• _ACTION ITEM_
Pictures aside, restate the records below exactly as written.

• _DATA TO USE_
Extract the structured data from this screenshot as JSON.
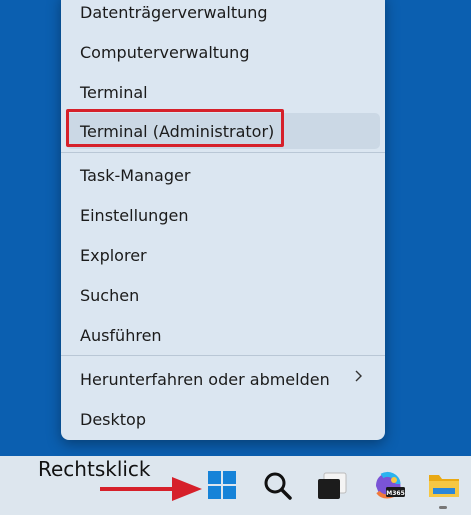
{
  "menu": {
    "items": [
      {
        "label": "Datenträgerverwaltung"
      },
      {
        "label": "Computerverwaltung"
      },
      {
        "label": "Terminal"
      },
      {
        "label": "Terminal (Administrator)"
      },
      {
        "label": "Task-Manager"
      },
      {
        "label": "Einstellungen"
      },
      {
        "label": "Explorer"
      },
      {
        "label": "Suchen"
      },
      {
        "label": "Ausführen"
      },
      {
        "label": "Herunterfahren oder abmelden"
      },
      {
        "label": "Desktop"
      }
    ],
    "chevron_icon": "chevron-right-icon"
  },
  "annotation": {
    "label": "Rechtsklick",
    "color": "#d6202a"
  },
  "taskbar": {
    "icons": [
      "windows-start-icon",
      "search-icon",
      "task-view-icon",
      "copilot-m365-icon",
      "file-explorer-icon"
    ],
    "m365_label": "M365"
  },
  "colors": {
    "desktop": "#0b5fb0",
    "menu_bg": "#dbe6f1",
    "highlight": "#d6202a",
    "start_blue": "#1683d8"
  }
}
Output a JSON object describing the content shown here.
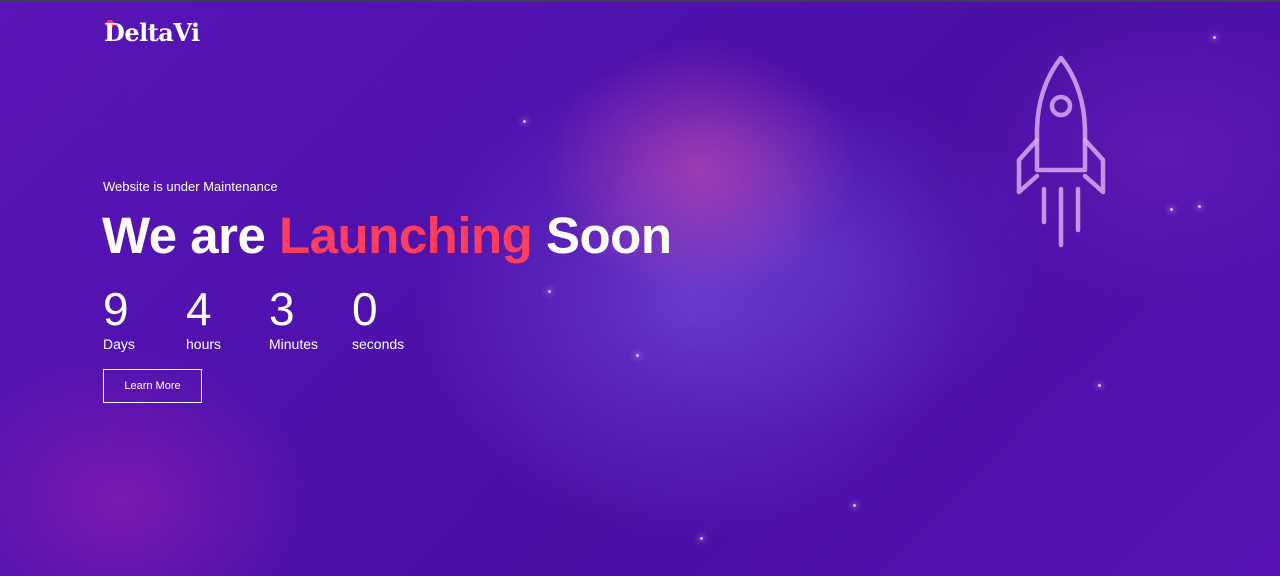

• _RESPONSE BELOW_
Extract the structured data from this screenshot as JSON.
{
  "menu": {
    "items": [
      {
        "label": "Datenträgerverwaltung"
      },
      {
        "label": "Computerverwaltung"
      },
      {
        "label": "Terminal"
      },
      {
        "label": "Terminal (Administrator)"
      },
      {
        "label": "Task-Manager"
      },
      {
        "label": "Einstellungen"
      },
      {
        "label": "Explorer"
      },
      {
        "label": "Suchen"
      },
      {
        "label": "Ausführen"
      },
      {
        "label": "Herunterfahren oder abmelden"
      },
      {
        "label": "Desktop"
      }
    ],
    "chevron_icon": "chevron-right-icon"
  },
  "annotation": {
    "label": "Rechtsklick",
    "color": "#d6202a"
  },
  "taskbar": {
    "icons": [
      "windows-start-icon",
      "search-icon",
      "task-view-icon",
      "copilot-m365-icon",
      "file-explorer-icon"
    ],
    "m365_label": "M365"
  },
  "colors": {
    "desktop": "#0b5fb0",
    "menu_bg": "#dbe6f1",
    "highlight": "#d6202a",
    "start_blue": "#1683d8"
  }
}
Output a JSON object describing the content shown here.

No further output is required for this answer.